UN Secretary General Ban Ki-moon will attend a signing ceremony next week in Addis Ababa for an accord aimed at pacifying the eastern Democratic Republic of the Congo, his spokesman says.
Ban's spokesman, Martin Nesirky, told AFP that invitations for the ceremony went out on Friday.
"He intends to be at the event on 24 February in Addis Ababa. All the invited presidents have committed to either be there or delegate power to sign," he said.
The Democratic Republic of Congo, Rwanda, Uganda, Burundi, Angola, Congo, South Africa and Tanzania are expected to sign the framework agreement, after refusing to do so at an African Union summit in Addis last month.
UN officials have said that the disagreement had not been over the content of the agreement, but over procedural concerns.
Back-to-back wars ravaged Eastern DR Congo from 1996 to 2003. The region is home to a complex web of rebel groups and militias battling for its mineral wealth.
The security plan would toughen the existing UN peacekeeping mission in DR Congo with a 2,500-strong "intervention brigade" to tackle the "March 23 Movement" -- an insurgency that the United Nations says is backed by Rwanda and Uganda, which they deny.
The troops will be charged with tackling all armed groups that have terrorised the resource-rich region over the past 15 years, and with neutralizing the threat of the armed groups through targeted operations against command and control structures in specific sites.
The DRC's mineral-rich east has long been caught up in strife among local and foreign armed groups. Since May, the army has been fighting the insurgency.
The M23 was founded by former fighters of an ethnic-Tutsi rebel group whose members were integrated into the regular army under a peace deal whose terms they claim were never fully delivered. The group's main demand now is the full implementation of the March 23, 2009 accord.

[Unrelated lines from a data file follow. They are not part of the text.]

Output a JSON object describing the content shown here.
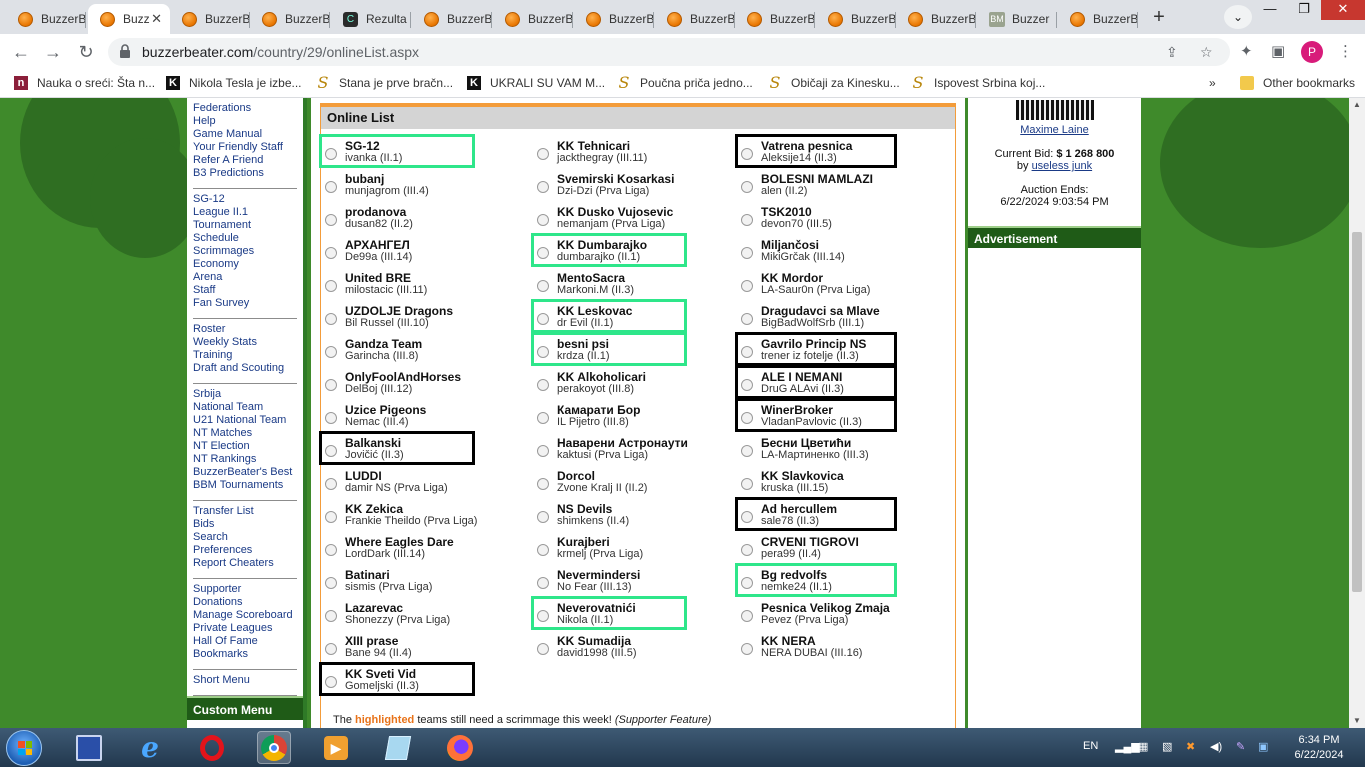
{
  "browser": {
    "tabs": [
      {
        "label": "BuzzerB",
        "icon": "ball"
      },
      {
        "label": "Buzz",
        "icon": "ball",
        "active": true
      },
      {
        "label": "BuzzerB",
        "icon": "ball"
      },
      {
        "label": "BuzzerB",
        "icon": "ball"
      },
      {
        "label": "Rezulta",
        "icon": "square"
      },
      {
        "label": "BuzzerB",
        "icon": "ball"
      },
      {
        "label": "BuzzerB",
        "icon": "ball"
      },
      {
        "label": "BuzzerB",
        "icon": "ball"
      },
      {
        "label": "BuzzerB",
        "icon": "ball"
      },
      {
        "label": "BuzzerB",
        "icon": "ball"
      },
      {
        "label": "BuzzerB",
        "icon": "ball"
      },
      {
        "label": "BuzzerB",
        "icon": "ball"
      },
      {
        "label": "Buzzer",
        "icon": "bm"
      },
      {
        "label": "BuzzerB",
        "icon": "ball"
      }
    ],
    "tab_close": "✕",
    "new_tab": "+",
    "url_host": "buzzerbeater.com",
    "url_path": "/country/29/onlineList.aspx",
    "avatar_letter": "P",
    "bookmarks": [
      {
        "label": "Nauka o sreći: Šta n...",
        "icon": "n"
      },
      {
        "label": "Nikola Tesla je izbe...",
        "icon": "k"
      },
      {
        "label": "Stana je prve bračn...",
        "icon": "s"
      },
      {
        "label": "UKRALI SU VAM M...",
        "icon": "k"
      },
      {
        "label": "Poučna priča jedno...",
        "icon": "s"
      },
      {
        "label": "Običaji za Kinesku...",
        "icon": "s"
      },
      {
        "label": "Ispovest Srbina koj...",
        "icon": "s"
      }
    ],
    "bookmarks_more": "»",
    "other_bookmarks": "Other bookmarks"
  },
  "leftnav": {
    "groups": [
      [
        "Federations",
        "Help",
        "Game Manual",
        "Your Friendly Staff",
        "Refer A Friend",
        "B3 Predictions"
      ],
      [
        "SG-12",
        "League II.1",
        "Tournament",
        "Schedule",
        "Scrimmages",
        "Economy",
        "Arena",
        "Staff",
        "Fan Survey"
      ],
      [
        "Roster",
        "Weekly Stats",
        "Training",
        "Draft and Scouting"
      ],
      [
        "Srbija",
        "National Team",
        "U21 National Team",
        "NT Matches",
        "NT Election",
        "NT Rankings",
        "BuzzerBeater's Best",
        "BBM Tournaments"
      ],
      [
        "Transfer List",
        "Bids",
        "Search",
        "Preferences",
        "Report Cheaters"
      ],
      [
        "Supporter",
        "Donations",
        "Manage Scoreboard",
        "Private Leagues",
        "Hall Of Fame",
        "Bookmarks"
      ],
      [
        "Short Menu"
      ]
    ],
    "custom_menu": "Custom Menu"
  },
  "online_list": {
    "title": "Online List",
    "columns": [
      [
        {
          "team": "SG-12",
          "manager": "ivanka (II.1)",
          "box": "green"
        },
        {
          "team": "bubanj",
          "manager": "munjagrom (III.4)"
        },
        {
          "team": "prodanova",
          "manager": "dusan82 (II.2)"
        },
        {
          "team": "АРХАНГЕЛ",
          "manager": "De99a (III.14)"
        },
        {
          "team": "United BRE",
          "manager": "milostacic (III.11)"
        },
        {
          "team": "UZDOLJE Dragons",
          "manager": "Bil Russel (III.10)"
        },
        {
          "team": "Gandza Team",
          "manager": "Garincha (III.8)"
        },
        {
          "team": "OnlyFoolAndHorses",
          "manager": "DelBoj (III.12)"
        },
        {
          "team": "Uzice Pigeons",
          "manager": "Nemac (III.4)"
        },
        {
          "team": "Balkanski",
          "manager": "Jovičić (II.3)",
          "box": "black"
        },
        {
          "team": "LUDDI",
          "manager": "damir NS (Prva Liga)"
        },
        {
          "team": "KK Zekica",
          "manager": "Frankie Theildo (Prva Liga)"
        },
        {
          "team": "Where Eagles Dare",
          "manager": "LordDark (III.14)"
        },
        {
          "team": "Batinari",
          "manager": "sismis (Prva Liga)"
        },
        {
          "team": "Lazarevac",
          "manager": "Shonezzy (Prva Liga)"
        },
        {
          "team": "XIII prase",
          "manager": "Bane 94 (II.4)"
        },
        {
          "team": "KK Sveti Vid",
          "manager": "Gomeljski (II.3)",
          "box": "black"
        }
      ],
      [
        {
          "team": "KK Tehnicari",
          "manager": "jackthegray (III.11)"
        },
        {
          "team": "Svemirski Kosarkasi",
          "manager": "Dzi-Dzi (Prva Liga)"
        },
        {
          "team": "KK Dusko Vujosevic",
          "manager": "nemanjam (Prva Liga)"
        },
        {
          "team": "KK Dumbarajko",
          "manager": "dumbarajko (II.1)",
          "box": "green"
        },
        {
          "team": "MentoSacra",
          "manager": "Markoni.M (II.3)"
        },
        {
          "team": "KK Leskovac",
          "manager": "dr Evil (II.1)",
          "box": "green"
        },
        {
          "team": "besni psi",
          "manager": "krdza (II.1)",
          "box": "green"
        },
        {
          "team": "KK Alkoholicari",
          "manager": "perakoyot (III.8)"
        },
        {
          "team": "Камарати Бор",
          "manager": "IL Pijetro (III.8)"
        },
        {
          "team": "Наварени Астронаути",
          "manager": "kaktusi (Prva Liga)"
        },
        {
          "team": "Dorcol",
          "manager": "Zvone Kralj II (II.2)"
        },
        {
          "team": "NS Devils",
          "manager": "shimkens (II.4)"
        },
        {
          "team": "Kurajberi",
          "manager": "krmelj (Prva Liga)"
        },
        {
          "team": "Nevermindersi",
          "manager": "No Fear (III.13)"
        },
        {
          "team": "Neverovatnići",
          "manager": "Nikola (II.1)",
          "box": "green"
        },
        {
          "team": "KK Sumadija",
          "manager": "david1998 (III.5)"
        }
      ],
      [
        {
          "team": "Vatrena pesnica",
          "manager": "Aleksije14 (II.3)",
          "box": "black"
        },
        {
          "team": "BOLESNI MAMLAZI",
          "manager": "alen (II.2)"
        },
        {
          "team": "TSK2010",
          "manager": "devon70 (III.5)"
        },
        {
          "team": "Miljančosi",
          "manager": "MikiGrčak (III.14)"
        },
        {
          "team": "KK Mordor",
          "manager": "LA-Saur0n (Prva Liga)"
        },
        {
          "team": "Dragudavci sa Mlave",
          "manager": "BigBadWolfSrb (III.1)"
        },
        {
          "team": "Gavrilo Princip NS",
          "manager": "trener iz fotelje (II.3)",
          "box": "black"
        },
        {
          "team": "ALE I NEMANI",
          "manager": "DruG ALAvi (II.3)",
          "box": "black"
        },
        {
          "team": "WinerBroker",
          "manager": "VladanPavlovic (II.3)",
          "box": "black"
        },
        {
          "team": "Бесни Цветићи",
          "manager": "LA-Мартиненко (III.3)"
        },
        {
          "team": "KK Slavkovica",
          "manager": "kruska (III.15)"
        },
        {
          "team": "Ad hercullem",
          "manager": "sale78 (II.3)",
          "box": "black"
        },
        {
          "team": "CRVENI TIGROVI",
          "manager": "pera99 (II.4)"
        },
        {
          "team": "Bg redvolfs",
          "manager": "nemke24 (II.1)",
          "box": "green"
        },
        {
          "team": "Pesnica Velikog Zmaja",
          "manager": "Pevez (Prva Liga)"
        },
        {
          "team": "KK NERA",
          "manager": "NERA DUBAI (III.16)"
        }
      ]
    ],
    "footnote_pre": "The ",
    "footnote_hl": "highlighted",
    "footnote_post": " teams still need a scrimmage this week! ",
    "footnote_feature": "(Supporter Feature)"
  },
  "auction": {
    "seller": "Maxime Laine",
    "bid_label": "Current Bid: ",
    "bid_value": "$ 1 268 800",
    "by_label": "by ",
    "bidder": "useless junk",
    "ends_label": "Auction Ends:",
    "ends_value": "6/22/2024 9:03:54 PM",
    "ad_header": "Advertisement"
  },
  "taskbar": {
    "lang": "EN",
    "time": "6:34 PM",
    "date": "6/22/2024"
  },
  "colors": {
    "page_green": "#3f8a2b",
    "header_green": "#1f5b17",
    "panel_orange": "#f39c3a",
    "highlight_green": "#2ee68a"
  }
}
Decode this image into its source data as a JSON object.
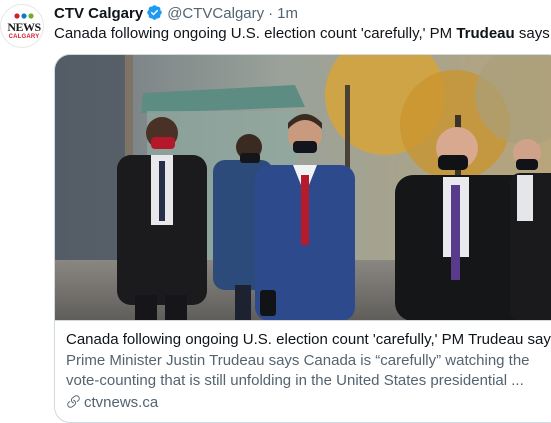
{
  "author": {
    "display_name": "CTV Calgary",
    "handle": "@CTVCalgary",
    "separator": "·",
    "time": "1m",
    "avatar": {
      "brand": "ctv-news-logo",
      "logo_text": "NEWS",
      "city_text": "CALGARY"
    }
  },
  "tweet": {
    "text_before": "Canada following ongoing U.S. election count 'carefully,' PM ",
    "text_bold": "Trudeau",
    "text_after": " says:"
  },
  "card": {
    "image": "photo-trudeau-walking-masked-with-staff",
    "title": "Canada following ongoing U.S. election count 'carefully,' PM Trudeau says",
    "description_line1": "Prime Minister Justin Trudeau says Canada is “carefully” watching the",
    "description_line2": "vote-counting that is still unfolding in the United States presidential ...",
    "domain": "ctvnews.ca"
  },
  "colors": {
    "text_primary": "#0f1419",
    "text_secondary": "#536471",
    "verified_blue": "#1d9bf0",
    "card_border": "#cfd9de",
    "ctv_red": "#d1202f"
  }
}
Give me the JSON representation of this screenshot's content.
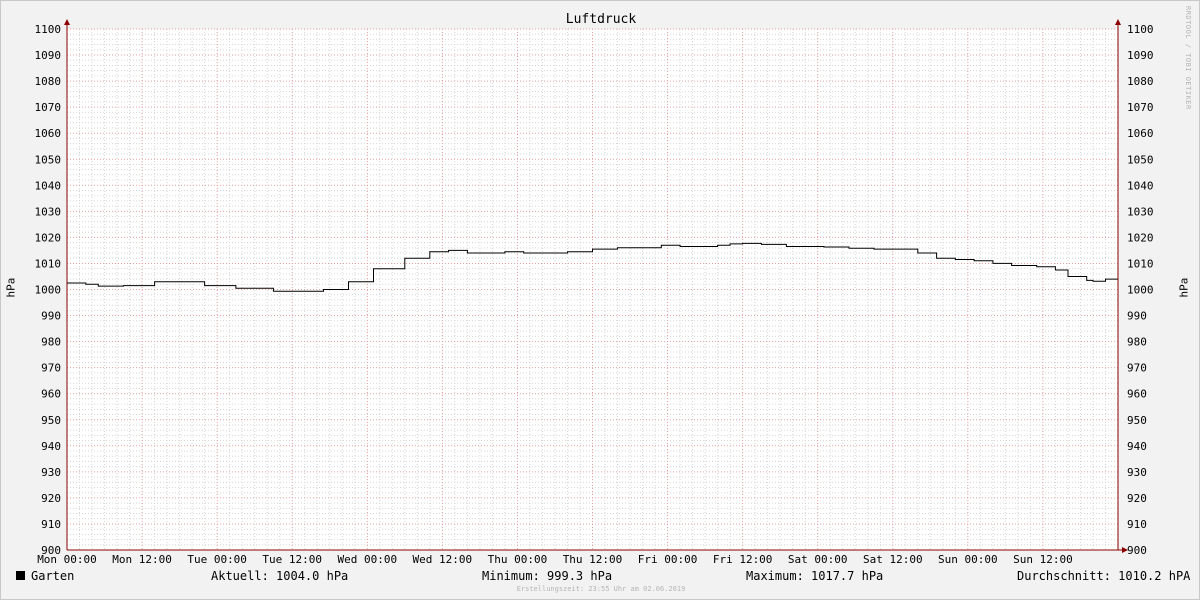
{
  "chart_data": {
    "type": "line",
    "title": "Luftdruck",
    "ylabel": "hPa",
    "ylim": [
      900,
      1100
    ],
    "yticks": [
      900,
      910,
      920,
      930,
      940,
      950,
      960,
      970,
      980,
      990,
      1000,
      1010,
      1020,
      1030,
      1040,
      1050,
      1060,
      1070,
      1080,
      1090,
      1100
    ],
    "xlim_hours": [
      0,
      168
    ],
    "xticks": [
      {
        "h": 0,
        "label": "Mon 00:00"
      },
      {
        "h": 12,
        "label": "Mon 12:00"
      },
      {
        "h": 24,
        "label": "Tue 00:00"
      },
      {
        "h": 36,
        "label": "Tue 12:00"
      },
      {
        "h": 48,
        "label": "Wed 00:00"
      },
      {
        "h": 60,
        "label": "Wed 12:00"
      },
      {
        "h": 72,
        "label": "Thu 00:00"
      },
      {
        "h": 84,
        "label": "Thu 12:00"
      },
      {
        "h": 96,
        "label": "Fri 00:00"
      },
      {
        "h": 108,
        "label": "Fri 12:00"
      },
      {
        "h": 120,
        "label": "Sat 00:00"
      },
      {
        "h": 132,
        "label": "Sat 12:00"
      },
      {
        "h": 144,
        "label": "Sun 00:00"
      },
      {
        "h": 156,
        "label": "Sun 12:00"
      }
    ],
    "grid": true,
    "legend_position": "bottom-left",
    "series": [
      {
        "name": "Garten",
        "color": "#000000",
        "x": [
          0,
          3,
          5,
          9,
          14,
          18,
          22,
          27,
          29,
          33,
          37,
          41,
          45,
          49,
          54,
          58,
          61,
          64,
          67,
          70,
          73,
          76,
          80,
          84,
          88,
          92,
          95,
          98,
          101,
          104,
          106,
          108,
          111,
          115,
          118,
          121,
          125,
          129,
          133,
          136,
          139,
          142,
          145,
          148,
          151,
          155,
          158,
          160,
          163,
          164,
          166,
          168
        ],
        "y": [
          1002.5,
          1002.0,
          1001.3,
          1001.5,
          1003.0,
          1003.0,
          1001.5,
          1000.5,
          1000.5,
          999.3,
          999.3,
          1000.0,
          1003.0,
          1008.0,
          1012.0,
          1014.5,
          1015.0,
          1014.0,
          1014.0,
          1014.5,
          1014.0,
          1014.0,
          1014.5,
          1015.5,
          1016.0,
          1016.0,
          1017.0,
          1016.5,
          1016.5,
          1017.0,
          1017.5,
          1017.7,
          1017.3,
          1016.5,
          1016.5,
          1016.3,
          1015.8,
          1015.5,
          1015.5,
          1014.0,
          1012.0,
          1011.5,
          1011.0,
          1010.0,
          1009.2,
          1008.7,
          1007.5,
          1005.0,
          1003.5,
          1003.2,
          1004.0,
          1004.0
        ]
      }
    ]
  },
  "watermark": "RRDTOOL / TOBI OETIKER",
  "legend": {
    "series_label": "Garten",
    "current": "Aktuell: 1004.0 hPa",
    "minimum": "Minimum: 999.3 hPa",
    "maximum": "Maximum: 1017.7 hPa",
    "average": "Durchschnitt: 1010.2 hPA"
  },
  "footer": "Erstellungszeit: 23:55 Uhr am 02.06.2019",
  "colors": {
    "background": "#f2f2f2",
    "plot_background": "#ffffff",
    "minor_grid": "#d6d6d6",
    "major_grid": "#e5a0a0",
    "axis": "#8b0000",
    "line": "#000000"
  }
}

The M23 controls part of the Rutshuru region, an unstable territory rich in minerals and agricultural produce that borders on Rwanda and Uganda. The M23 briefly seized the key city of Goma in November.
Several of its leaders have been hit by UN sanctions over alleged atrocities. The group has been accused of raping women and girls, using child soldiers and killing civilians.
The latest cycle of unrest in eastern DR Congo erupted last year when the rebels seized Goma, a mining hub, before pulling out 12 days later. Peace talks have been held in Uganda, but have made little headway.
The peacekeeping mission already deployed in DR Congo, MONUSCO, is one of the UN's biggest. It currently has about 17,000 troops and, under its Security Council mandate, is allowed to have up to 19,800.